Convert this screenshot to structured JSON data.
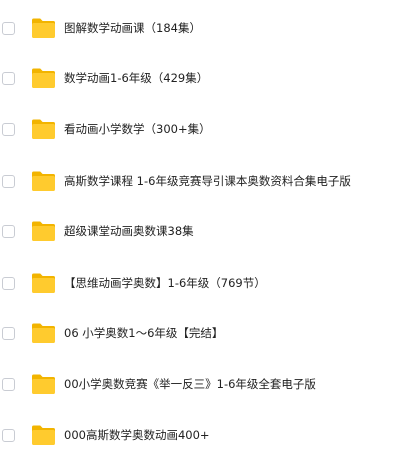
{
  "folder_icon_colors": {
    "back": "#F2B400",
    "front": "#FFCB2E"
  },
  "items": [
    {
      "name": "图解数学动画课（184集）",
      "icon": "folder-icon",
      "checked": false
    },
    {
      "name": "数学动画1-6年级（429集）",
      "icon": "folder-icon",
      "checked": false
    },
    {
      "name": "看动画小学数学（300+集）",
      "icon": "folder-icon",
      "checked": false
    },
    {
      "name": "高斯数学课程 1-6年级竞赛导引课本奥数资料合集电子版",
      "icon": "folder-icon",
      "checked": false
    },
    {
      "name": "超级课堂动画奥数课38集",
      "icon": "folder-icon",
      "checked": false
    },
    {
      "name": "【思维动画学奥数】1-6年级（769节）",
      "icon": "folder-icon",
      "checked": false
    },
    {
      "name": "06 小学奥数1～6年级【完结】",
      "icon": "folder-icon",
      "checked": false
    },
    {
      "name": "00小学奥数竞赛《举一反三》1-6年级全套电子版",
      "icon": "folder-icon",
      "checked": false
    },
    {
      "name": "000高斯数学奥数动画400+",
      "icon": "folder-icon",
      "checked": false
    }
  ]
}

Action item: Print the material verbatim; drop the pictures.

Solution:
Convert this screenshot to structured JSON data.
{
  "folder_icon_colors": {
    "back": "#F2B400",
    "front": "#FFCB2E"
  },
  "items": [
    {
      "name": "图解数学动画课（184集）",
      "icon": "folder-icon",
      "checked": false
    },
    {
      "name": "数学动画1-6年级（429集）",
      "icon": "folder-icon",
      "checked": false
    },
    {
      "name": "看动画小学数学（300+集）",
      "icon": "folder-icon",
      "checked": false
    },
    {
      "name": "高斯数学课程 1-6年级竞赛导引课本奥数资料合集电子版",
      "icon": "folder-icon",
      "checked": false
    },
    {
      "name": "超级课堂动画奥数课38集",
      "icon": "folder-icon",
      "checked": false
    },
    {
      "name": "【思维动画学奥数】1-6年级（769节）",
      "icon": "folder-icon",
      "checked": false
    },
    {
      "name": "06 小学奥数1～6年级【完结】",
      "icon": "folder-icon",
      "checked": false
    },
    {
      "name": "00小学奥数竞赛《举一反三》1-6年级全套电子版",
      "icon": "folder-icon",
      "checked": false
    },
    {
      "name": "000高斯数学奥数动画400+",
      "icon": "folder-icon",
      "checked": false
    }
  ]
}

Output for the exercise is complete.